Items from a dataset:
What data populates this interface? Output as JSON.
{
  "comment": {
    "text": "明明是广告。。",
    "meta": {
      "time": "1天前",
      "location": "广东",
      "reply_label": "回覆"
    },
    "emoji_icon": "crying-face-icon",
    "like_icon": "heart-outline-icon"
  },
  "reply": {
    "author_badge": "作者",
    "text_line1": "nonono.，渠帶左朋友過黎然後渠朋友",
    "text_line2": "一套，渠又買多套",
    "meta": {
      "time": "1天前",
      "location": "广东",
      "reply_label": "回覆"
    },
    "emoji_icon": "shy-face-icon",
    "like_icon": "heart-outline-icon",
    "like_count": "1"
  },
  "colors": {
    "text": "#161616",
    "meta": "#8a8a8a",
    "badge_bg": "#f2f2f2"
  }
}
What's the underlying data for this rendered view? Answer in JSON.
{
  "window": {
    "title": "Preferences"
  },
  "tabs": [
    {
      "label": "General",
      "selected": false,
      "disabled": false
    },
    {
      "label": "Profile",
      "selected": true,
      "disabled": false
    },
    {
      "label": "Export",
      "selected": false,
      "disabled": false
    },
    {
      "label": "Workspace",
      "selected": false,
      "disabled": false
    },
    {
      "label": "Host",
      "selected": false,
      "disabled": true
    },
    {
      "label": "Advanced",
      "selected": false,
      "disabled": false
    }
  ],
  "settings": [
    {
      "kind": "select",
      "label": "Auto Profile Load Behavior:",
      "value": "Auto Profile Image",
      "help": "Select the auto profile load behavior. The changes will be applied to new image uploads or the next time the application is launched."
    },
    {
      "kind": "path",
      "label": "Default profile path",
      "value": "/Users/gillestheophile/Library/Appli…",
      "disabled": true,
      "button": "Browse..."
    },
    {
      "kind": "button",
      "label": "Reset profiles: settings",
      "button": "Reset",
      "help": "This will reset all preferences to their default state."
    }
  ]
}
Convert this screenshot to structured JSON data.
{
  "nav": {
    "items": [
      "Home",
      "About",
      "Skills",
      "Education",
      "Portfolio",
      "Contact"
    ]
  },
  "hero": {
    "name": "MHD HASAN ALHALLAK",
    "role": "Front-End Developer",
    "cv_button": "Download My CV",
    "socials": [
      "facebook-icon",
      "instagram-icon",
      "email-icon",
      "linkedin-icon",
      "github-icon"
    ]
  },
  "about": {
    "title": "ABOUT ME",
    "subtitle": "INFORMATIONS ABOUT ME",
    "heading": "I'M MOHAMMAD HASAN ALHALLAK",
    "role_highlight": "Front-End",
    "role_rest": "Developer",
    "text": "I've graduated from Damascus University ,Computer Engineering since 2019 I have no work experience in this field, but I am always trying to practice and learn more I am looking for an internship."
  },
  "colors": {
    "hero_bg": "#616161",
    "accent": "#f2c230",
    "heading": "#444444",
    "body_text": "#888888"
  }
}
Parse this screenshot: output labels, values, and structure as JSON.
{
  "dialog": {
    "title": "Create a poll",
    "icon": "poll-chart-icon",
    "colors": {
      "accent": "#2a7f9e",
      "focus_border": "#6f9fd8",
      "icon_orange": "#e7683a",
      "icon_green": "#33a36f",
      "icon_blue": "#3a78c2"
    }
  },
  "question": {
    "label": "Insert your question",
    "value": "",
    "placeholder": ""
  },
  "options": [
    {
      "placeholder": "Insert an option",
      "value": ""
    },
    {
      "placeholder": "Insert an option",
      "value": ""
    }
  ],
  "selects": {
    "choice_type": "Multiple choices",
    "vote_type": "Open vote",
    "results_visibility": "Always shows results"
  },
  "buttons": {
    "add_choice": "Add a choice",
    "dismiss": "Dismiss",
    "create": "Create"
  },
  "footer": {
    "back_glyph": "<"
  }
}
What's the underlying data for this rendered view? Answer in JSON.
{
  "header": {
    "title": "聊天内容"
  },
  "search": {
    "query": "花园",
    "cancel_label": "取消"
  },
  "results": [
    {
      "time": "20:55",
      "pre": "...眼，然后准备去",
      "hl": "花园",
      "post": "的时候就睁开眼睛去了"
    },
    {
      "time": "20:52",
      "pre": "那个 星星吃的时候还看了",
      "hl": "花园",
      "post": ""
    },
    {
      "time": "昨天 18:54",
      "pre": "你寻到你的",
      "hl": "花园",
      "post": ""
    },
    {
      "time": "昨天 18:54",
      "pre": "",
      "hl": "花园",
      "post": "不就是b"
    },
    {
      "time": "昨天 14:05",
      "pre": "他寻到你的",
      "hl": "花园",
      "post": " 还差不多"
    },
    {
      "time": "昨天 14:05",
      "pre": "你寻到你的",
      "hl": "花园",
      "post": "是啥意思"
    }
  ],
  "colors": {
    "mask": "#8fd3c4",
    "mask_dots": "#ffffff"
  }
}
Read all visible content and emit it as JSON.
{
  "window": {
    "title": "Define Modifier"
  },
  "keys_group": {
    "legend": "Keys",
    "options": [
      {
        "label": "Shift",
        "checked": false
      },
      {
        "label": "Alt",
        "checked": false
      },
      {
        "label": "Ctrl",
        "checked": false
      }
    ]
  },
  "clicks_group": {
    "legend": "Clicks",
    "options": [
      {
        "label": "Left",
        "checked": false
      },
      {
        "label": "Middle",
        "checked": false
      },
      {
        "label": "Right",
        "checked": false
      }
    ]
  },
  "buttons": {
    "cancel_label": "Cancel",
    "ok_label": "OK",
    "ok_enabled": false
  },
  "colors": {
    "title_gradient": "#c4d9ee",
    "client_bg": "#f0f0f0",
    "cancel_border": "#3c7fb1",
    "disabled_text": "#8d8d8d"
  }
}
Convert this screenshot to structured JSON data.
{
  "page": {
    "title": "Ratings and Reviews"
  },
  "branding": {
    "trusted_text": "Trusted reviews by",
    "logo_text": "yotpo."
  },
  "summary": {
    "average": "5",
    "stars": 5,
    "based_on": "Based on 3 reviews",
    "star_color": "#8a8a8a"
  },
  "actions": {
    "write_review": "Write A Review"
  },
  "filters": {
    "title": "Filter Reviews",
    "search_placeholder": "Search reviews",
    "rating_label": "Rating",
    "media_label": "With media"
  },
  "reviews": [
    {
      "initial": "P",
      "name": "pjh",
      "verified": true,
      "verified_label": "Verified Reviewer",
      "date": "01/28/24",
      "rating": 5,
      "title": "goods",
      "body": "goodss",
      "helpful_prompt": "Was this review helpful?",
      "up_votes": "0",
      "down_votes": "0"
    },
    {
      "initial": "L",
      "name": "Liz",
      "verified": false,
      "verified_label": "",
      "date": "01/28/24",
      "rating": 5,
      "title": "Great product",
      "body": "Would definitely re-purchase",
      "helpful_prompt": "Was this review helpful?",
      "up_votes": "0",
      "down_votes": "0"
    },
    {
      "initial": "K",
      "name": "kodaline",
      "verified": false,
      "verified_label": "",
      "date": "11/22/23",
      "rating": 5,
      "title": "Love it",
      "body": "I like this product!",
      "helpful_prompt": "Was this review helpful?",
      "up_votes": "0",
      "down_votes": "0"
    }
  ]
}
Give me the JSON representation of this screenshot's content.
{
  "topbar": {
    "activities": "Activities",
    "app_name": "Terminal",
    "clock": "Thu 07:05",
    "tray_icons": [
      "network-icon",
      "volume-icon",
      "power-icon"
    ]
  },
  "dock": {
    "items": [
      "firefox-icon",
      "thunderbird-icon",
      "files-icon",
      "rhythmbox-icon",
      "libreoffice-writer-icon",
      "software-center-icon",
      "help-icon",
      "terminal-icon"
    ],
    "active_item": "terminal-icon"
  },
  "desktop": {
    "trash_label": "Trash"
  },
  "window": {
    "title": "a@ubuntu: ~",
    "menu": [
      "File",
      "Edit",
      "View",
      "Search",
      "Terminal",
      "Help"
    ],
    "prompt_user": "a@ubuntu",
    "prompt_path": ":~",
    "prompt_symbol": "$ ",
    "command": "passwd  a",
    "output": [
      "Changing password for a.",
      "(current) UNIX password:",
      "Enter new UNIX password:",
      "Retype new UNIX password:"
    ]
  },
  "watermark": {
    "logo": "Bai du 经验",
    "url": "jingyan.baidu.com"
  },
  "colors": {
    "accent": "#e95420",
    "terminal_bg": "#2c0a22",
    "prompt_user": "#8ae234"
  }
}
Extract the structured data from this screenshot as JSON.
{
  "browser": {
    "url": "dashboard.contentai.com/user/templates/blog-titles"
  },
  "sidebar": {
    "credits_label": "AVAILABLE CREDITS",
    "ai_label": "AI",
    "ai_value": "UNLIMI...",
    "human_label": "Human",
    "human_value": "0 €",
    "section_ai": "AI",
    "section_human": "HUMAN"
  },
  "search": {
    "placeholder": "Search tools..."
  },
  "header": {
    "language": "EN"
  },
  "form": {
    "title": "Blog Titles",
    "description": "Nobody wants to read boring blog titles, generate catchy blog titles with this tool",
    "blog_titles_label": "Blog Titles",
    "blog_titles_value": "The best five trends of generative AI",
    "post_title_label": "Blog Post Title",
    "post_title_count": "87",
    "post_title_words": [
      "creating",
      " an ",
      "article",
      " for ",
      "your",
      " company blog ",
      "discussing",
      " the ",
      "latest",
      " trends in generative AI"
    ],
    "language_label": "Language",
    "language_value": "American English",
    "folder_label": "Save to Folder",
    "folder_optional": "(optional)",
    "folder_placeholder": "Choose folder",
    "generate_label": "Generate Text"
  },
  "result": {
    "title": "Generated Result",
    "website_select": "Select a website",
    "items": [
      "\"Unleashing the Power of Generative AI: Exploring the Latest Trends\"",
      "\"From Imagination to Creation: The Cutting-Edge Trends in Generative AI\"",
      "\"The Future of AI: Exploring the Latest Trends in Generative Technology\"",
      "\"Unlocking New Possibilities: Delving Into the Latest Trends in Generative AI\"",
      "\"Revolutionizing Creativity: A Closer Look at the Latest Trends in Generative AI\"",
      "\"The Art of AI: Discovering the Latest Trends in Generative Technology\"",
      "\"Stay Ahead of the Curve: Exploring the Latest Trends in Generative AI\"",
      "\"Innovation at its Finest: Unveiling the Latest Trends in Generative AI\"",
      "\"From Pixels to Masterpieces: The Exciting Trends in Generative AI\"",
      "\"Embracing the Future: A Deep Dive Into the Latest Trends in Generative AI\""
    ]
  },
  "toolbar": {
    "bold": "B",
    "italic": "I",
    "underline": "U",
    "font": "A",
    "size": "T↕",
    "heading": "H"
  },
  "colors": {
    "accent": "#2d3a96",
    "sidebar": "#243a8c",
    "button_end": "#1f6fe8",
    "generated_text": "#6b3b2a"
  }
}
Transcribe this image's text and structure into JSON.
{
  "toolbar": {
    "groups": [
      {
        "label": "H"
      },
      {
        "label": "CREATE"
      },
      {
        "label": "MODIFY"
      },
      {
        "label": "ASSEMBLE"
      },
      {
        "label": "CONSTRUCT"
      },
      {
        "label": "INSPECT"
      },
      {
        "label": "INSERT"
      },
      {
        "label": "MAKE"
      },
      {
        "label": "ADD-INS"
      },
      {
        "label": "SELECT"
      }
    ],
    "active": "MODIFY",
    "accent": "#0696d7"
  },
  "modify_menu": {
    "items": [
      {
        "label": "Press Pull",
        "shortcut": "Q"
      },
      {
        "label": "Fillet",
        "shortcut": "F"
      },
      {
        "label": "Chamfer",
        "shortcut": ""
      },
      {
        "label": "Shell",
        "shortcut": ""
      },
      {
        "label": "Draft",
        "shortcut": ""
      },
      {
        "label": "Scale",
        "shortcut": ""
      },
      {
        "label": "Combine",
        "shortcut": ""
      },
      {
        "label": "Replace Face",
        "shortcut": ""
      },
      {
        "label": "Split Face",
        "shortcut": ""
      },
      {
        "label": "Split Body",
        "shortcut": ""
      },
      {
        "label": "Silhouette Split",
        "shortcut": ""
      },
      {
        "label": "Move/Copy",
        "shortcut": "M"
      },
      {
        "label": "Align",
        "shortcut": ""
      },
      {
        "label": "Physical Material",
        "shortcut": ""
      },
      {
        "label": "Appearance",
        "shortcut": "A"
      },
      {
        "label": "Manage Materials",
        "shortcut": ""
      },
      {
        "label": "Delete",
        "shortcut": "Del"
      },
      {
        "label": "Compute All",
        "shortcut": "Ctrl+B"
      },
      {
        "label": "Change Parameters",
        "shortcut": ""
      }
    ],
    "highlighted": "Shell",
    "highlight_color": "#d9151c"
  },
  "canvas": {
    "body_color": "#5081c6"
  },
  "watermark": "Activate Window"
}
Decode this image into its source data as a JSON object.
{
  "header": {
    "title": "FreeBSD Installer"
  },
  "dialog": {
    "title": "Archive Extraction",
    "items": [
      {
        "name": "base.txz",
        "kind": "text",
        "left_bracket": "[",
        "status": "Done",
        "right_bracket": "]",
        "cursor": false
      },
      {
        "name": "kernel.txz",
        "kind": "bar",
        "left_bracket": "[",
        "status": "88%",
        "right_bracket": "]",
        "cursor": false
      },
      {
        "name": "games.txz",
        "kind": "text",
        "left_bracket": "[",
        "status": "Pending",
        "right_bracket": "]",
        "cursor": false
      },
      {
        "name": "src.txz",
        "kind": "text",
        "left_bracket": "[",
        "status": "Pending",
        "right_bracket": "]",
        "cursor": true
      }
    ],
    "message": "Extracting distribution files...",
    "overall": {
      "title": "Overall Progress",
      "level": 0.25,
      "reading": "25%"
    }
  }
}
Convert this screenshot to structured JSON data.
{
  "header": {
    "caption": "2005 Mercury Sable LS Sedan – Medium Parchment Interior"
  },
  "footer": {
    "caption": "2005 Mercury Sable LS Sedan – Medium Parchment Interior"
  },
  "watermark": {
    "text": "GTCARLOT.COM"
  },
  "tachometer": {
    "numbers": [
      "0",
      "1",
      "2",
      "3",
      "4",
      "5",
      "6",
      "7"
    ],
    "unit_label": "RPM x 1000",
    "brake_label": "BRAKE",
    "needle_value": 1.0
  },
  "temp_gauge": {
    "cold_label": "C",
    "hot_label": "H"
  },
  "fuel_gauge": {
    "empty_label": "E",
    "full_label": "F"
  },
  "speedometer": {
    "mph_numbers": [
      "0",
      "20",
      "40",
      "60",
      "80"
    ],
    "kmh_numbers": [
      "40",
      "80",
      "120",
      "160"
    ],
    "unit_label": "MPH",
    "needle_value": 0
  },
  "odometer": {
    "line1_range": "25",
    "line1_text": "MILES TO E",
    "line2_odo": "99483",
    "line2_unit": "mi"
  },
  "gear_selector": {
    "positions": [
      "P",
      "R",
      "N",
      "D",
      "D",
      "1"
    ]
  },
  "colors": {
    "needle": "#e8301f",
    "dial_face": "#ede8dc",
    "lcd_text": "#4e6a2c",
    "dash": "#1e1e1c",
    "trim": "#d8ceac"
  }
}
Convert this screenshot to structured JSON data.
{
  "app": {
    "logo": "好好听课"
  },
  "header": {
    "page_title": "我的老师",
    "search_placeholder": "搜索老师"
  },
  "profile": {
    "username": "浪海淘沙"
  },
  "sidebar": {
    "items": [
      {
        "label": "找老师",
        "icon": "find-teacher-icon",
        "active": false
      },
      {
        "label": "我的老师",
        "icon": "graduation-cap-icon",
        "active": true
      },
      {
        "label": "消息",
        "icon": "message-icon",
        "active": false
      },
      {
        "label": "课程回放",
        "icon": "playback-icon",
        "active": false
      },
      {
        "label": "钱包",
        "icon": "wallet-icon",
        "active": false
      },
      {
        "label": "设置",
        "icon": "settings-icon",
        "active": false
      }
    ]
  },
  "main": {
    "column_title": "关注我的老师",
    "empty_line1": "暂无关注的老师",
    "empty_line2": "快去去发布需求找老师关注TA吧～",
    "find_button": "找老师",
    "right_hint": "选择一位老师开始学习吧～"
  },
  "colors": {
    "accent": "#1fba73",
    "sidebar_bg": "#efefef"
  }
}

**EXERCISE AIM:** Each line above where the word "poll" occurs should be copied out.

**SOLUTION:**
    "title": "Create a poll",
    "icon": "poll-chart-icon",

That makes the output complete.